If we look at an earlier picture of the Offset design I'm making:
You'll note that the seam between the pick-guard and the control plate isn't very neat. To be fair, it's also not very neat one some of the older Mustang's I've looked at, but we should be doing better than that. It's important to get this right not just for visual appearance though, the joint there will define the angle at which the control plate sits, which will define whether it actually sits neatly over the cavity underneath the control plate where all the controls are wired; if you get this wrong there's a risk that you'll see a slight gap at the edge of the plate, which would be unacceptable.
To solve this, I needed to do get a better model of the control plate itself. I'm making my own pick-guards, so I can make the seam on that side however I like, but the control plates I've bought in, and so I have to make sure what I create matches with them. Unlike say a Telecaster control plate, which just has a semicircle profile for the point where it meshes with the pick-guard, the Mustang control plates have a flowing set of curves for the same point; this is pretty, but as a designer trying to model one it is quite annoying, as nowhere is it written down how those curves are defined.
My first attempt to model them was to just measure the heck out of the control plate as much as I could with some calipers. There's no straight edges on this thing at all, so it's really quite hard to measure manually, but I gave it my best shot. I then fed all those measurements into Fusion 360 and tried to see if I could get something that was close.
You can see this is a bit of a mess, and got much worse as I added more detail, and despite that it just wasn't accurate enough. Because I need to manage lots of relationships here you end up with compound errors, so whilst the bits at the top weren't too badly positioned, by the bottom you're quite a bit out.
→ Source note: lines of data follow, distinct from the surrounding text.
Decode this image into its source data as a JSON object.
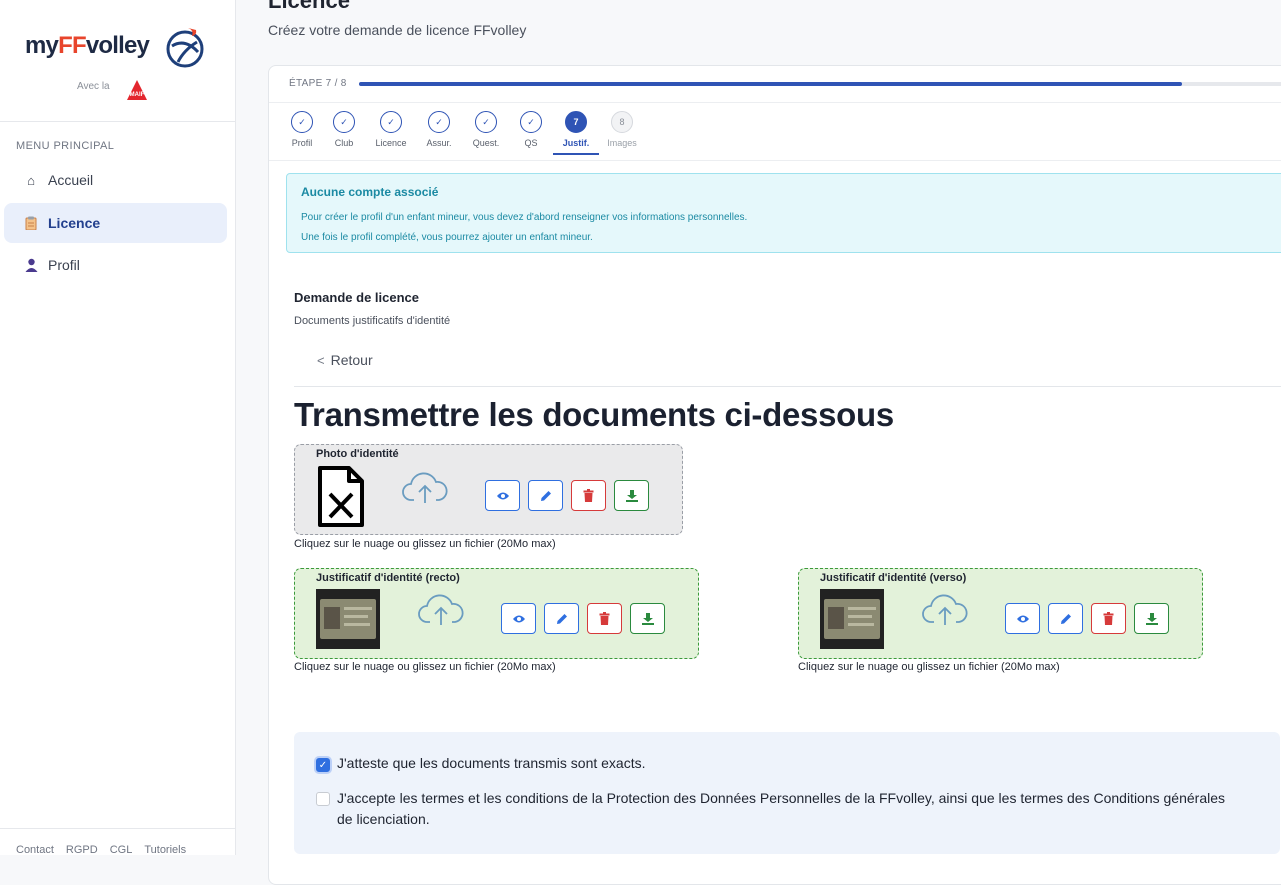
{
  "sidebar": {
    "logo_my": "my",
    "logo_ff": "FF",
    "logo_volley": "volley",
    "avec": "Avec la",
    "maif": "MAIF",
    "menu_label": "MENU PRINCIPAL",
    "items": [
      {
        "label": "Accueil",
        "icon": "home-icon"
      },
      {
        "label": "Licence",
        "icon": "clipboard-icon",
        "active": true
      },
      {
        "label": "Profil",
        "icon": "user-icon"
      }
    ],
    "footer": [
      "Contact",
      "RGPD",
      "CGL",
      "Tutoriels"
    ]
  },
  "header": {
    "title": "Licence",
    "subtitle": "Créez votre demande de licence FFvolley"
  },
  "stepper": {
    "label": "ÉTAPE 7 / 8",
    "progress": 0.875,
    "steps": [
      {
        "num": "✓",
        "name": "Profil",
        "state": "done"
      },
      {
        "num": "✓",
        "name": "Club",
        "state": "done"
      },
      {
        "num": "✓",
        "name": "Licence",
        "state": "done"
      },
      {
        "num": "✓",
        "name": "Assur.",
        "state": "done"
      },
      {
        "num": "✓",
        "name": "Quest.",
        "state": "done"
      },
      {
        "num": "✓",
        "name": "QS",
        "state": "done"
      },
      {
        "num": "7",
        "name": "Justif.",
        "state": "current"
      },
      {
        "num": "8",
        "name": "Images",
        "state": "todo"
      }
    ]
  },
  "alert": {
    "title": "Aucune compte associé",
    "line1": "Pour créer le profil d'un enfant mineur, vous devez d'abord renseigner vos informations personnelles.",
    "line2": "Une fois le profil complété, vous pourrez ajouter un enfant mineur."
  },
  "section": {
    "title": "Demande de licence",
    "subtitle": "Documents justificatifs d'identité",
    "back": "Retour",
    "heading": "Transmettre les documents ci-dessous"
  },
  "documents": {
    "photo": {
      "title": "Photo d'identité",
      "hint": "Cliquez sur le nuage ou glissez un fichier (20Mo max)"
    },
    "recto": {
      "title": "Justificatif d'identité (recto)",
      "hint": "Cliquez sur le nuage ou glissez un fichier (20Mo max)"
    },
    "verso": {
      "title": "Justificatif d'identité (verso)",
      "hint": "Cliquez sur le nuage ou glissez un fichier (20Mo max)"
    }
  },
  "consent": {
    "accuracy": "J'atteste que les documents transmis sont exacts.",
    "accuracy_checked": true,
    "terms_line1": "J'accepte les termes et les conditions de la Protection des Données Personnelles de la FFvolley, ainsi que les termes des Conditions générales",
    "terms_line2": "de licenciation.",
    "terms_checked": false
  },
  "colors": {
    "primary": "#2f54b5",
    "accent": "#e8452c",
    "info": "#1b8aa3",
    "success": "#2a8a3e",
    "danger": "#d63a3a"
  }
}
An alternative approach was suggested by my friend Jason, who I got hooked on Fusion a little while ago for his electronics projects. He suggested I put the control plate into a scanner to get a good picture of it, and then in combination with the measurements I had, that'd be enough to get an accurate model of the plate. And indeed, it worked a charm. The measurements I'd made let me scale the scanned image to the right size, and then I could use the scanned image to make sure all the holes and curves aligned. The result was a bang on model of a Mustang control plate.
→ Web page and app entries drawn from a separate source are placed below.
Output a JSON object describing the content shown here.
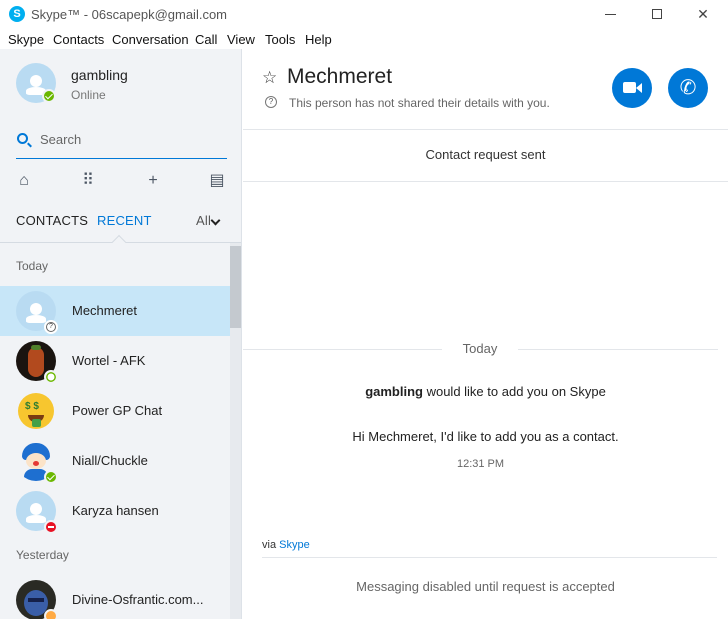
{
  "window": {
    "title": "Skype™ - 06scapepk@gmail.com",
    "minimize_glyph": "—",
    "maximize_glyph": "□",
    "close_glyph": "✕"
  },
  "menu": [
    "Skype",
    "Contacts",
    "Conversation",
    "Call",
    "View",
    "Tools",
    "Help"
  ],
  "profile": {
    "name": "gambling",
    "status": "Online"
  },
  "search": {
    "placeholder": "Search"
  },
  "toolbar": {
    "icons": [
      "home-icon",
      "dialpad-icon",
      "add-icon",
      "directory-icon"
    ],
    "home_glyph": "⌂",
    "dialpad_glyph": "⠿",
    "add_glyph": "+",
    "directory_glyph": "▤"
  },
  "tabs": {
    "contacts": "CONTACTS",
    "recent": "RECENT",
    "filter": "All"
  },
  "sections": {
    "today": "Today",
    "yesterday": "Yesterday"
  },
  "contacts": [
    {
      "name": "Mechmeret",
      "status": "unknown",
      "selected": true
    },
    {
      "name": "Wortel - AFK",
      "status": "offline",
      "selected": false
    },
    {
      "name": "Power GP Chat",
      "status": "none",
      "selected": false
    },
    {
      "name": "Niall/Chuckle",
      "status": "online",
      "selected": false
    },
    {
      "name": "Karyza hansen",
      "status": "busy",
      "selected": false
    },
    {
      "name": "Divine-Osfrantic.com...",
      "status": "away",
      "selected": false
    }
  ],
  "chat": {
    "title": "Mechmeret",
    "info": "This person has not shared their details with you.",
    "request_banner": "Contact request sent",
    "day_label": "Today",
    "request_sender": "gambling",
    "request_text": " would like to add you on Skype",
    "request_message": "Hi Mechmeret, I'd like to add you as a contact.",
    "request_time": "12:31 PM",
    "via_prefix": "via ",
    "via_link": "Skype",
    "composer_status": "Messaging disabled until request is accepted"
  },
  "colors": {
    "accent": "#0078d7",
    "selected_row": "#c7e6f8",
    "sidebar_bg": "#f1f3f6",
    "online": "#6bb700",
    "busy": "#e81123"
  }
}
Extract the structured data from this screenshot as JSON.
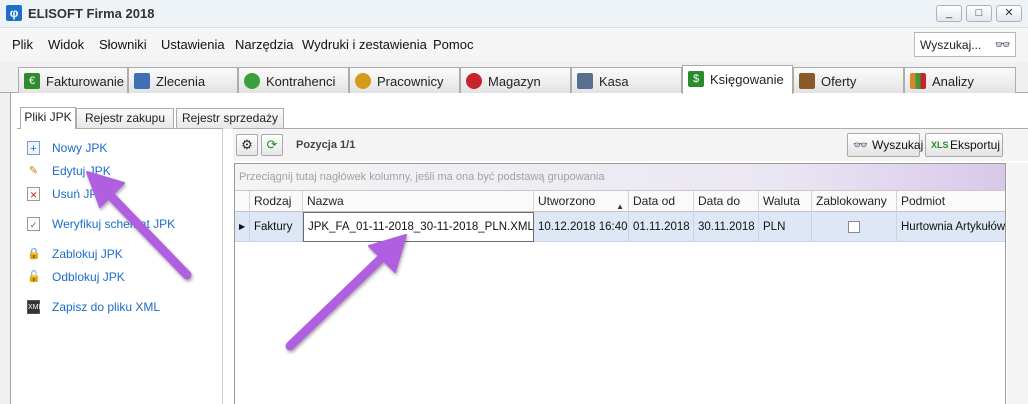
{
  "window": {
    "title": "ELISOFT Firma 2018",
    "controls": [
      "_",
      "□",
      "✕"
    ]
  },
  "menu": [
    "Plik",
    "Widok",
    "Słowniki",
    "Ustawienia",
    "Narzędzia",
    "Wydruki i zestawienia",
    "Pomoc"
  ],
  "search": {
    "placeholder": "Wyszukaj..."
  },
  "module_tabs": [
    {
      "label": "Fakturowanie",
      "icon": "euro-icon",
      "color": "#2e8b2e"
    },
    {
      "label": "Zlecenia",
      "icon": "documents-icon",
      "color": "#3f6fb5"
    },
    {
      "label": "Kontrahenci",
      "icon": "people-icon",
      "color": "#3ba03b"
    },
    {
      "label": "Pracownicy",
      "icon": "workers-icon",
      "color": "#d59a1a"
    },
    {
      "label": "Magazyn",
      "icon": "bags-icon",
      "color": "#c9232c"
    },
    {
      "label": "Kasa",
      "icon": "cashbox-icon",
      "color": "#5a6f8f"
    },
    {
      "label": "Księgowanie",
      "icon": "ledger-icon",
      "color": "#2b8a2b",
      "active": true
    },
    {
      "label": "Oferty",
      "icon": "briefcase-icon",
      "color": "#8a5a2b"
    },
    {
      "label": "Analizy",
      "icon": "bar-chart-icon",
      "color": "#d9862a"
    }
  ],
  "sub_tabs": [
    "Pliki JPK",
    "Rejestr zakupu",
    "Rejestr sprzedaży"
  ],
  "actions": {
    "new": "Nowy JPK",
    "edit": "Edytuj JPK",
    "delete": "Usuń JPK",
    "verify": "Weryfikuj schemat JPK",
    "lock": "Zablokuj JPK",
    "unlock": "Odblokuj JPK",
    "save_xml": "Zapisz do pliku XML"
  },
  "toolbar": {
    "position": "Pozycja 1/1",
    "search_button": "Wyszukaj",
    "export_button": "Eksportuj"
  },
  "grid": {
    "group_hint": "Przeciągnij tutaj nagłówek kolumny, jeśli ma ona być podstawą grupowania",
    "columns": [
      "Rodzaj",
      "Nazwa",
      "Utworzono",
      "Data od",
      "Data do",
      "Waluta",
      "Zablokowany",
      "Podmiot"
    ],
    "rows": [
      {
        "rodzaj": "Faktury",
        "nazwa": "JPK_FA_01-11-2018_30-11-2018_PLN.XML",
        "utworzono": "10.12.2018 16:40",
        "data_od": "01.11.2018",
        "data_do": "30.11.2018",
        "waluta": "PLN",
        "zablokowany": false,
        "podmiot": "Hurtownia Artykułów"
      }
    ]
  },
  "annotation_color": "#b05ee0"
}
Having got that bit down, I then went back to the pick guard design I had basically just remade the bottom half from beginning again. But this time everything meshes together much more nicely, and I have confidence that the control cavity is in the right place relative to the control plate.
I also verified this by printing everything I need to make out to scale on paper, cutting them out, and making sure they meshed with the physical parts I have to hand; it was all very Blue Peter, but a great way to gain confidence that things will work with the real parts, not just in your computer model of them.
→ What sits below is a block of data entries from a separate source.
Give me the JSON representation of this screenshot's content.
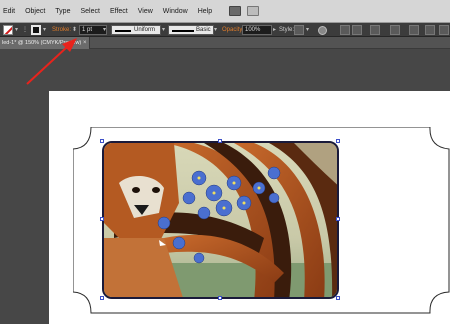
{
  "menubar": {
    "items": [
      "Edit",
      "Object",
      "Type",
      "Select",
      "Effect",
      "View",
      "Window",
      "Help"
    ]
  },
  "controlbar": {
    "stroke_label": "Stroke:",
    "stroke_weight": "1 pt",
    "profile_label": "Uniform",
    "brush_label": "Basic",
    "opacity_label": "Opacity:",
    "opacity_value": "100%",
    "style_label": "Style:"
  },
  "document_tab": {
    "title": "led-1* @ 150% (CMYK/Preview)",
    "close_glyph": "×"
  },
  "colors": {
    "accent_orange": "#e07c2a",
    "annotation_red": "#e8231c",
    "selection_blue": "#3d50c8"
  },
  "icons": {
    "arrow_annotation": "red-arrow-icon",
    "fill_swatch": "no-fill-swatch-icon",
    "stroke_swatch": "stroke-swatch-icon"
  }
}
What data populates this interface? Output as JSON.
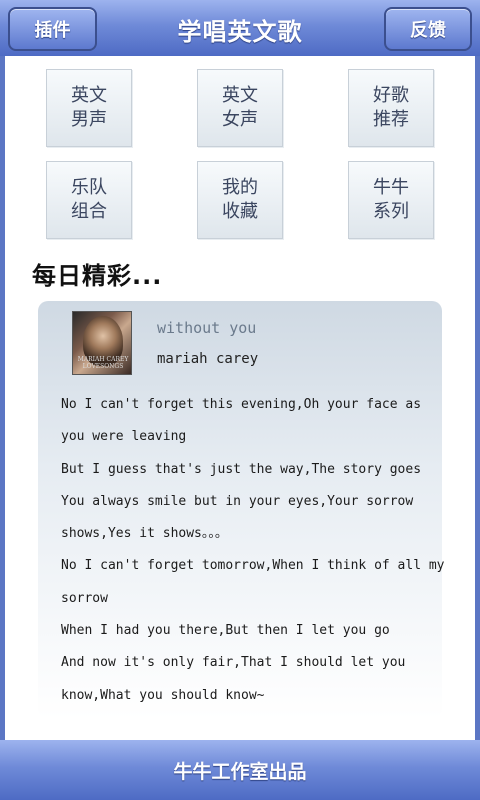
{
  "header": {
    "title": "学唱英文歌",
    "left_button": "插件",
    "right_button": "反馈"
  },
  "categories": [
    {
      "line1": "英文",
      "line2": "男声"
    },
    {
      "line1": "英文",
      "line2": "女声"
    },
    {
      "line1": "好歌",
      "line2": "推荐"
    },
    {
      "line1": "乐队",
      "line2": "组合"
    },
    {
      "line1": "我的",
      "line2": "收藏"
    },
    {
      "line1": "牛牛",
      "line2": "系列"
    }
  ],
  "daily": {
    "section_title": "每日精彩...",
    "album_cover_text": "MARIAH CAREY LOVESONGS",
    "song_title": "without you",
    "artist": "mariah carey",
    "lyrics": [
      "No I can't forget this evening,Oh your face as",
      "you were leaving",
      "But I guess that's just the way,The story goes",
      "You always smile but in your eyes,Your sorrow",
      "shows,Yes it shows。。。",
      "No I can't forget tomorrow,When I think of all my",
      "sorrow",
      "When I had you there,But then I let you go",
      "And now it's only fair,That I should let you",
      "know,What you should know~"
    ]
  },
  "footer": {
    "text": "牛牛工作室出品"
  }
}
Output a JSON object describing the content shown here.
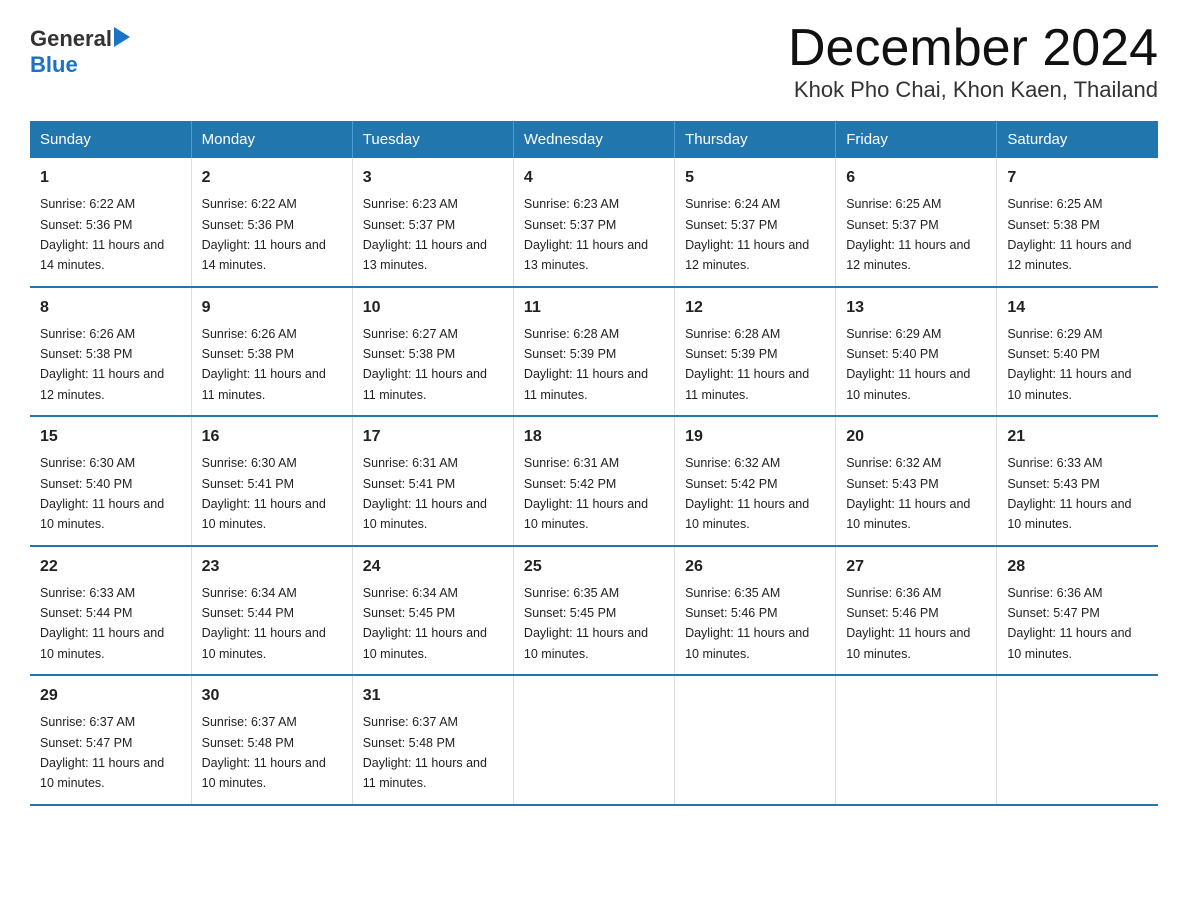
{
  "header": {
    "logo_line1": "General",
    "logo_line2": "Blue",
    "title": "December 2024",
    "subtitle": "Khok Pho Chai, Khon Kaen, Thailand"
  },
  "weekdays": [
    "Sunday",
    "Monday",
    "Tuesday",
    "Wednesday",
    "Thursday",
    "Friday",
    "Saturday"
  ],
  "weeks": [
    [
      {
        "day": "1",
        "sunrise": "6:22 AM",
        "sunset": "5:36 PM",
        "daylight": "11 hours and 14 minutes."
      },
      {
        "day": "2",
        "sunrise": "6:22 AM",
        "sunset": "5:36 PM",
        "daylight": "11 hours and 14 minutes."
      },
      {
        "day": "3",
        "sunrise": "6:23 AM",
        "sunset": "5:37 PM",
        "daylight": "11 hours and 13 minutes."
      },
      {
        "day": "4",
        "sunrise": "6:23 AM",
        "sunset": "5:37 PM",
        "daylight": "11 hours and 13 minutes."
      },
      {
        "day": "5",
        "sunrise": "6:24 AM",
        "sunset": "5:37 PM",
        "daylight": "11 hours and 12 minutes."
      },
      {
        "day": "6",
        "sunrise": "6:25 AM",
        "sunset": "5:37 PM",
        "daylight": "11 hours and 12 minutes."
      },
      {
        "day": "7",
        "sunrise": "6:25 AM",
        "sunset": "5:38 PM",
        "daylight": "11 hours and 12 minutes."
      }
    ],
    [
      {
        "day": "8",
        "sunrise": "6:26 AM",
        "sunset": "5:38 PM",
        "daylight": "11 hours and 12 minutes."
      },
      {
        "day": "9",
        "sunrise": "6:26 AM",
        "sunset": "5:38 PM",
        "daylight": "11 hours and 11 minutes."
      },
      {
        "day": "10",
        "sunrise": "6:27 AM",
        "sunset": "5:38 PM",
        "daylight": "11 hours and 11 minutes."
      },
      {
        "day": "11",
        "sunrise": "6:28 AM",
        "sunset": "5:39 PM",
        "daylight": "11 hours and 11 minutes."
      },
      {
        "day": "12",
        "sunrise": "6:28 AM",
        "sunset": "5:39 PM",
        "daylight": "11 hours and 11 minutes."
      },
      {
        "day": "13",
        "sunrise": "6:29 AM",
        "sunset": "5:40 PM",
        "daylight": "11 hours and 10 minutes."
      },
      {
        "day": "14",
        "sunrise": "6:29 AM",
        "sunset": "5:40 PM",
        "daylight": "11 hours and 10 minutes."
      }
    ],
    [
      {
        "day": "15",
        "sunrise": "6:30 AM",
        "sunset": "5:40 PM",
        "daylight": "11 hours and 10 minutes."
      },
      {
        "day": "16",
        "sunrise": "6:30 AM",
        "sunset": "5:41 PM",
        "daylight": "11 hours and 10 minutes."
      },
      {
        "day": "17",
        "sunrise": "6:31 AM",
        "sunset": "5:41 PM",
        "daylight": "11 hours and 10 minutes."
      },
      {
        "day": "18",
        "sunrise": "6:31 AM",
        "sunset": "5:42 PM",
        "daylight": "11 hours and 10 minutes."
      },
      {
        "day": "19",
        "sunrise": "6:32 AM",
        "sunset": "5:42 PM",
        "daylight": "11 hours and 10 minutes."
      },
      {
        "day": "20",
        "sunrise": "6:32 AM",
        "sunset": "5:43 PM",
        "daylight": "11 hours and 10 minutes."
      },
      {
        "day": "21",
        "sunrise": "6:33 AM",
        "sunset": "5:43 PM",
        "daylight": "11 hours and 10 minutes."
      }
    ],
    [
      {
        "day": "22",
        "sunrise": "6:33 AM",
        "sunset": "5:44 PM",
        "daylight": "11 hours and 10 minutes."
      },
      {
        "day": "23",
        "sunrise": "6:34 AM",
        "sunset": "5:44 PM",
        "daylight": "11 hours and 10 minutes."
      },
      {
        "day": "24",
        "sunrise": "6:34 AM",
        "sunset": "5:45 PM",
        "daylight": "11 hours and 10 minutes."
      },
      {
        "day": "25",
        "sunrise": "6:35 AM",
        "sunset": "5:45 PM",
        "daylight": "11 hours and 10 minutes."
      },
      {
        "day": "26",
        "sunrise": "6:35 AM",
        "sunset": "5:46 PM",
        "daylight": "11 hours and 10 minutes."
      },
      {
        "day": "27",
        "sunrise": "6:36 AM",
        "sunset": "5:46 PM",
        "daylight": "11 hours and 10 minutes."
      },
      {
        "day": "28",
        "sunrise": "6:36 AM",
        "sunset": "5:47 PM",
        "daylight": "11 hours and 10 minutes."
      }
    ],
    [
      {
        "day": "29",
        "sunrise": "6:37 AM",
        "sunset": "5:47 PM",
        "daylight": "11 hours and 10 minutes."
      },
      {
        "day": "30",
        "sunrise": "6:37 AM",
        "sunset": "5:48 PM",
        "daylight": "11 hours and 10 minutes."
      },
      {
        "day": "31",
        "sunrise": "6:37 AM",
        "sunset": "5:48 PM",
        "daylight": "11 hours and 11 minutes."
      },
      null,
      null,
      null,
      null
    ]
  ]
}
The end result is I have much more confidence in the design now, and am happy to start cutting the bodies this week.
One of the reasons I got into guitar building is I enjoy learning, and this week I got to learn something else new that hopefully will come in handy: I got trained on the metal lathe at Makespace, and I made this plumb bob as part of my training.
Whilst I won't be using this on the current crop of guitars, it does give me ideas for how I might be able to fabricate parts for future things.